WORK INSTRUCTION
Make an exact copy of the lines below.

DATASET RECORDS

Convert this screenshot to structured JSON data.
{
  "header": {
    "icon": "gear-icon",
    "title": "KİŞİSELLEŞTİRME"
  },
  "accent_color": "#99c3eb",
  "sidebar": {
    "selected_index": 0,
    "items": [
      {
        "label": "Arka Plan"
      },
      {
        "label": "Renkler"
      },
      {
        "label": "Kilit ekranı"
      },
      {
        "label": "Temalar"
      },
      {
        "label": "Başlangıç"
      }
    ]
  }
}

TASK RESULT
Convert this screenshot to structured JSON data.
{
  "header": {
    "icon": "gear-icon",
    "title": "KİŞİSELLEŞTİRME"
  },
  "accent_color": "#99c3eb",
  "sidebar": {
    "selected_index": 0,
    "items": [
      {
        "label": "Arka Plan"
      },
      {
        "label": "Renkler"
      },
      {
        "label": "Kilit ekranı"
      },
      {
        "label": "Temalar"
      },
      {
        "label": "Başlangıç"
      }
    ]
  }
}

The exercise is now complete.